The touch maps of Gray and O’Toole show the balance of the two wide players. Both were some kind of wing-back but O’Toole was more wing and Gray more back. While both covered the entirety of their respective flank, O’Toole’s touches (top) are more concentrated in the attacking half, while Gray’s (bottom) are more concentrated in the defensive half.
Adding some width is important, especially on a narrow pitch just 70 yards wide. NYCFC can use this to their advantage by getting their technically gifted players on the ball in the middle of the field, using their superior touch and passing ability to work their way through tight spaces.
O’Toole was key to opening up the spaces for his teammates to pass through. The second goal against Atlas is a good example of this.
A lofted pass was played out from an awkward bouncing ball by goalkeeper Barraza to Gray on the right. At this point, O’Toole is back in the defensive line forming a back five and is fairly central.
Gray started the move by getting the ball under control on the touchline before passing inside to Moralez, who used his supreme technical skill to quickly receive the ball in a tight area and offload it to Acevedo.
This is where O’Toole plays his part without even touching the ball. As the ball is worked through midfield he darts forward to the left-wing position, dragging the defense across and opening up just enough space for NYCFC to work the ball through midfield. As shown below, it takes him just seven seconds to go from one position to another.
Talles Magno, now on from the bench, and Acevedo combine before the former plays in Moralez, who had continued his run down the right half-space. It was a great finish, passed into the far corner, and it was a really nice assist from the Brazilian, too, but O’Toole’s run was also key.
In order to score the goal, and indeed pick up the initial pass from Gray, Moralez had drifted from his position as the left-sided of the two central midfielders.
Moralez’s role in this system — freer than that of his midfield partner Acevedo — is afforded to him by the covering of Callens.
The Peruvian defender opened the scoring in both games from set-pieces, but his role in defense is somewhere between that of a left-center back, left back, and a left-sided defensive midfielder when stepping into the space vacated by Moralez.
Callens being in this area also allows O’Toole to become the left-winger as the pair supports each other down this flank, and lets Moralez do his thing.

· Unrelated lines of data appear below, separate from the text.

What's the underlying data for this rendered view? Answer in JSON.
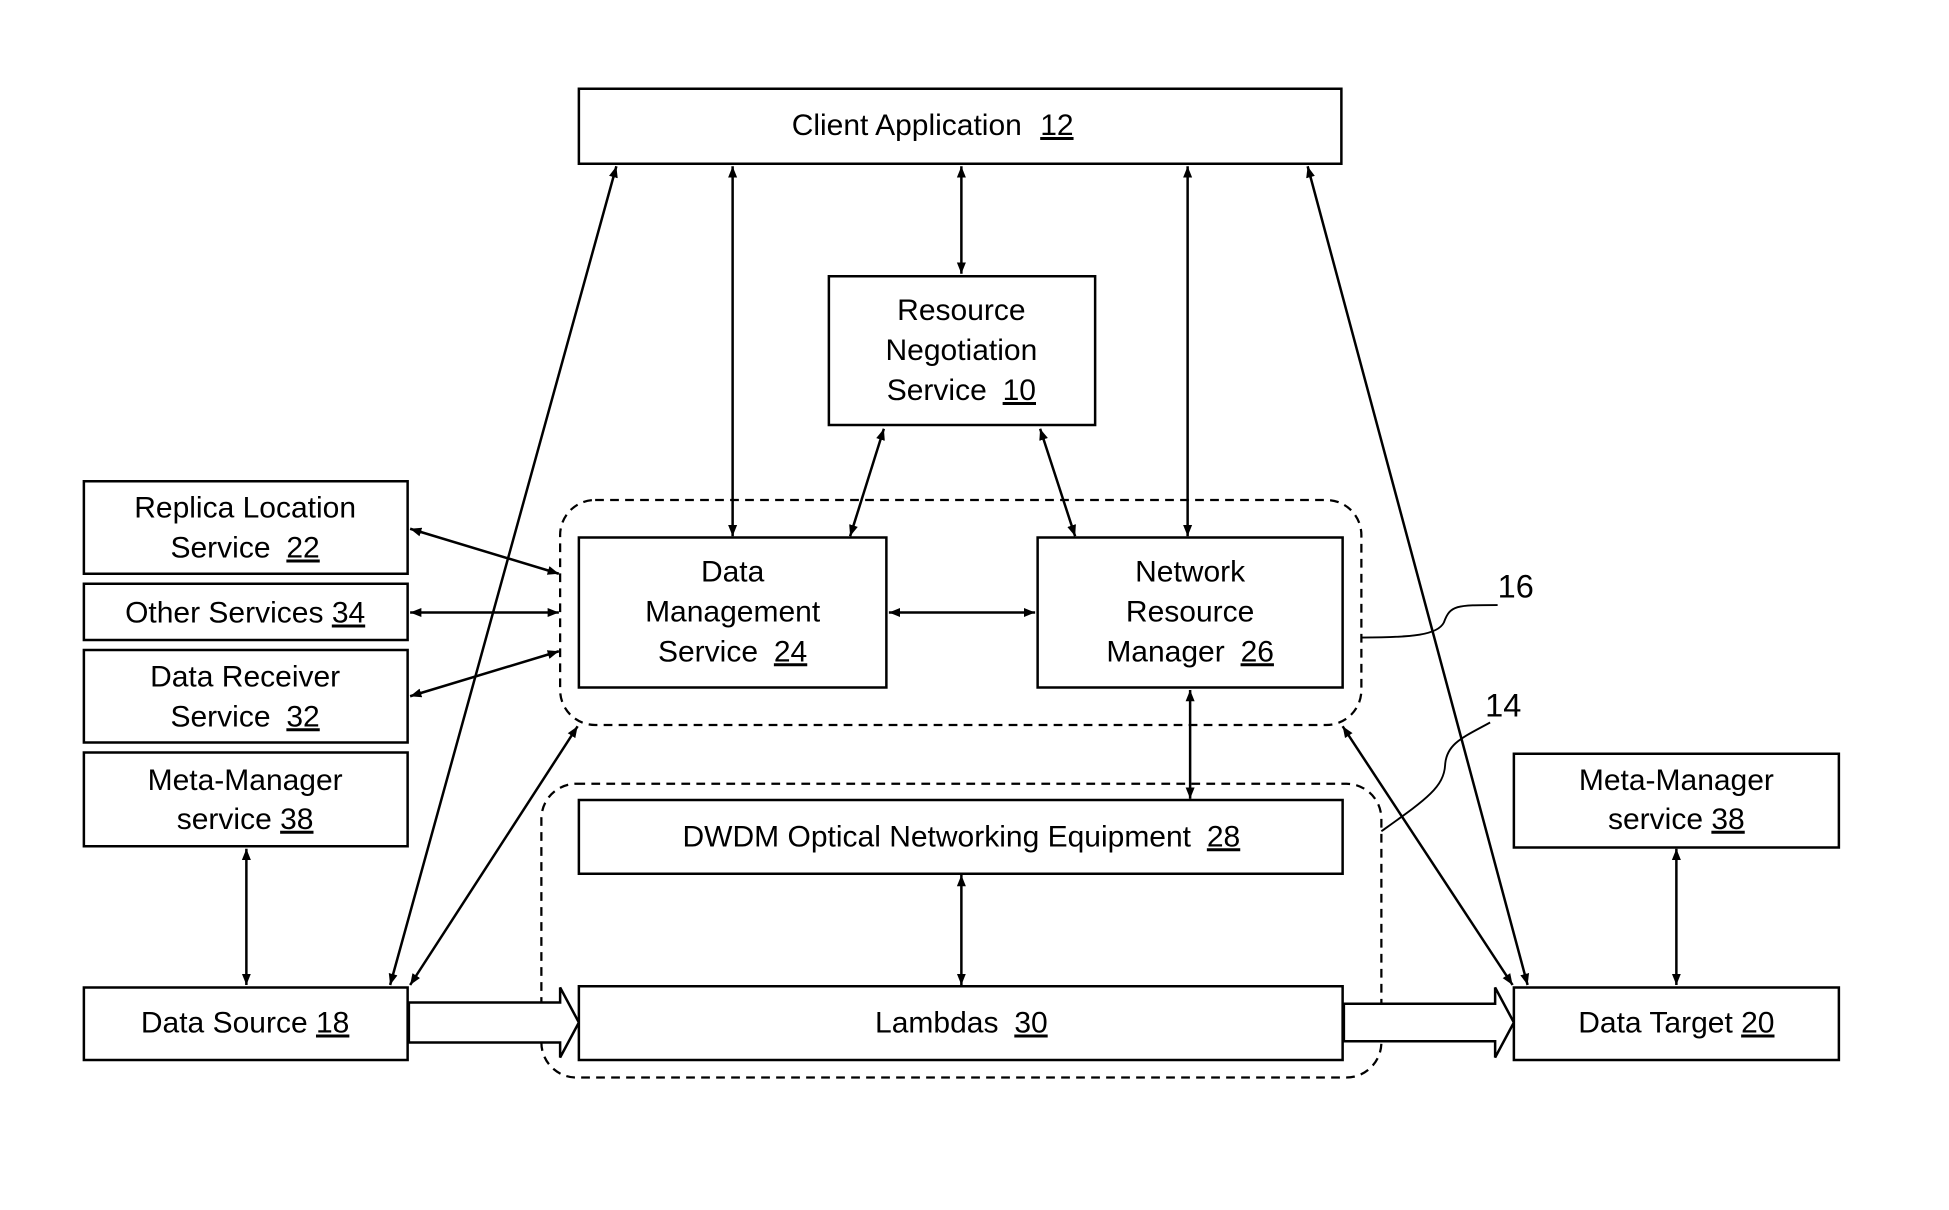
{
  "diagram": {
    "colors": {
      "stroke": "#000000",
      "background": "#ffffff"
    },
    "nodes": {
      "client_application": {
        "label": "Client Application",
        "ref": "12"
      },
      "resource_negotiation": {
        "lines": [
          "Resource",
          "Negotiation",
          "Service"
        ],
        "ref": "10"
      },
      "replica_location": {
        "lines": [
          "Replica Location",
          "Service"
        ],
        "ref": "22"
      },
      "other_services": {
        "label": "Other Services",
        "ref": "34"
      },
      "data_receiver": {
        "lines": [
          "Data Receiver",
          "Service"
        ],
        "ref": "32"
      },
      "meta_manager_left": {
        "lines": [
          "Meta-Manager",
          "service"
        ],
        "ref": "38"
      },
      "data_management": {
        "lines": [
          "Data",
          "Management",
          "Service"
        ],
        "ref": "24"
      },
      "network_resource_manager": {
        "lines": [
          "Network",
          "Resource",
          "Manager"
        ],
        "ref": "26"
      },
      "dwdm": {
        "label": "DWDM Optical Networking Equipment",
        "ref": "28"
      },
      "lambdas": {
        "label": "Lambdas",
        "ref": "30"
      },
      "data_source": {
        "label": "Data Source",
        "ref": "18"
      },
      "data_target": {
        "label": "Data Target",
        "ref": "20"
      },
      "meta_manager_right": {
        "lines": [
          "Meta-Manager",
          "service"
        ],
        "ref": "38"
      }
    },
    "groups": {
      "middleware_group": {
        "callout": "16"
      },
      "optical_group": {
        "callout": "14"
      }
    },
    "edges": [
      {
        "from": "Client Application",
        "to": "Resource Negotiation Service",
        "type": "bidirectional"
      },
      {
        "from": "Client Application",
        "to": "Data Management Service",
        "type": "bidirectional"
      },
      {
        "from": "Client Application",
        "to": "Network Resource Manager",
        "type": "bidirectional"
      },
      {
        "from": "Client Application",
        "to": "Data Source",
        "type": "bidirectional"
      },
      {
        "from": "Client Application",
        "to": "Data Target",
        "type": "bidirectional"
      },
      {
        "from": "Resource Negotiation Service",
        "to": "Data Management Service",
        "type": "bidirectional"
      },
      {
        "from": "Resource Negotiation Service",
        "to": "Network Resource Manager",
        "type": "bidirectional"
      },
      {
        "from": "Data Management Service",
        "to": "Network Resource Manager",
        "type": "bidirectional"
      },
      {
        "from": "Replica Location Service",
        "to": "Middleware Group",
        "type": "bidirectional"
      },
      {
        "from": "Other Services",
        "to": "Middleware Group",
        "type": "bidirectional"
      },
      {
        "from": "Data Receiver Service",
        "to": "Middleware Group",
        "type": "bidirectional"
      },
      {
        "from": "Meta-Manager service (left)",
        "to": "Data Source",
        "type": "bidirectional"
      },
      {
        "from": "Data Source",
        "to": "Middleware Group",
        "type": "bidirectional"
      },
      {
        "from": "Network Resource Manager",
        "to": "DWDM Optical Networking Equipment",
        "type": "bidirectional"
      },
      {
        "from": "DWDM Optical Networking Equipment",
        "to": "Lambdas",
        "type": "bidirectional"
      },
      {
        "from": "Middleware Group",
        "to": "Data Target",
        "type": "bidirectional"
      },
      {
        "from": "Meta-Manager service (right)",
        "to": "Data Target",
        "type": "bidirectional"
      },
      {
        "from": "Data Source",
        "to": "Lambdas",
        "type": "data-flow"
      },
      {
        "from": "Lambdas",
        "to": "Data Target",
        "type": "data-flow"
      }
    ]
  }
}
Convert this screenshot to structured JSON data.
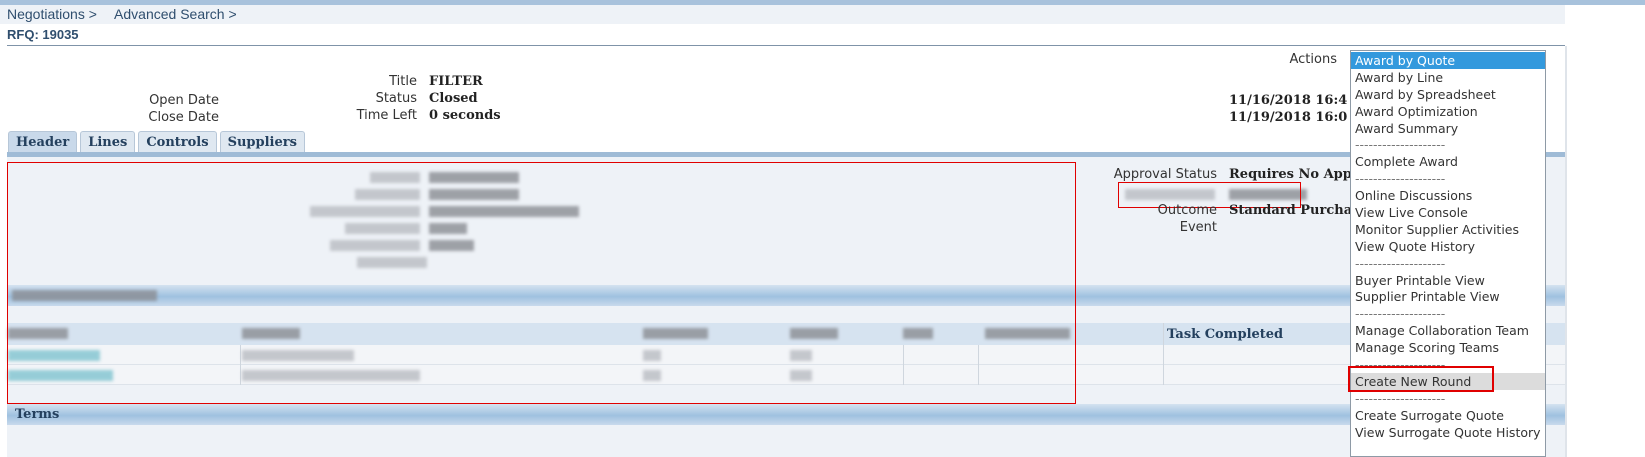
{
  "breadcrumbs": [
    "Negotiations >",
    "Advanced Search >"
  ],
  "page_title": "RFQ: 19035",
  "summary": {
    "title_label": "Title",
    "title_value": "FILTER",
    "status_label": "Status",
    "status_value": "Closed",
    "time_left_label": "Time Left",
    "time_left_value": "0 seconds",
    "open_date_label": "Open Date",
    "open_date_value": "11/16/2018 16:4",
    "close_date_label": "Close Date",
    "close_date_value": "11/19/2018 16:0"
  },
  "actions_label": "Actions",
  "actions_options": [
    "Award by Quote",
    "Award by Line",
    "Award by Spreadsheet",
    "Award Optimization",
    "Award Summary",
    "--------------------",
    "Complete Award",
    "--------------------",
    "Online Discussions",
    "View Live Console",
    "Monitor Supplier Activities",
    "View Quote History",
    "--------------------",
    "Buyer Printable View",
    "Supplier Printable View",
    "--------------------",
    "Manage Collaboration Team",
    "Manage Scoring Teams",
    "--------------------",
    "Create New Round",
    "--------------------",
    "Create Surrogate Quote",
    "View Surrogate Quote History"
  ],
  "actions_selected": "Award by Quote",
  "actions_highlighted": "Create New Round",
  "tabs": [
    "Header",
    "Lines",
    "Controls",
    "Suppliers"
  ],
  "header_details": {
    "approval_status_label": "Approval Status",
    "approval_status_value": "Requires No Appr",
    "outcome_label": "Outcome",
    "outcome_value": "Standard Purchas",
    "event_label": "Event"
  },
  "collab_table": {
    "task_completed_header": "Task Completed"
  },
  "terms_section": "Terms"
}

On the other side, Gray is more like the traditional right back in a 4-4-2, able to combine his ability to operate as a center back and fullback in the one role.
Overall, this shape can probably best be described as a 3-4-3, but it’s really a combination of a few formations. The average positions from the Hudson River derby, shown above, help paint a picture of each. The back five is like a rocker on a rocking chair that can roll forward and back, or in this case left or right, depending on where the support is needed.
Like an optical illusion, the formation depends on your perspective on how you look at the shape. Maybe it is an illusion for the opposition too.
It’s one of the most tactically interesting things Cushing has done since becoming head coach at NYCFC. It was ultimately effective and came at a moment when it was most needed, winning another cup and a derby.
There had been signs of it in the 1-1 draw against Cincinnati at Citi Field, with Malte Amundsen in the O’Toole role, but it really came into its own in these two celebrated victories at Yankee Stadium. The Bronx-based baseball field is a home where NYCFC has a good record anyway. They have only lost their once this season, against the unstoppable Philadelphia Union, but this formation really seems to be able to turn unbeaten into winning at the moment.
Tests are still to come on the road, at Yankee Stadium, and maybe elsewhere in the Tri-state area. Nevertheless, these two wins, the celebrations, the rise in morale, and the success of the system for the new head coach could give the team a much needed boost going into the playoffs.❧
Image: Piet Mondrian, Composition with Red, Blue and Yellow (1930)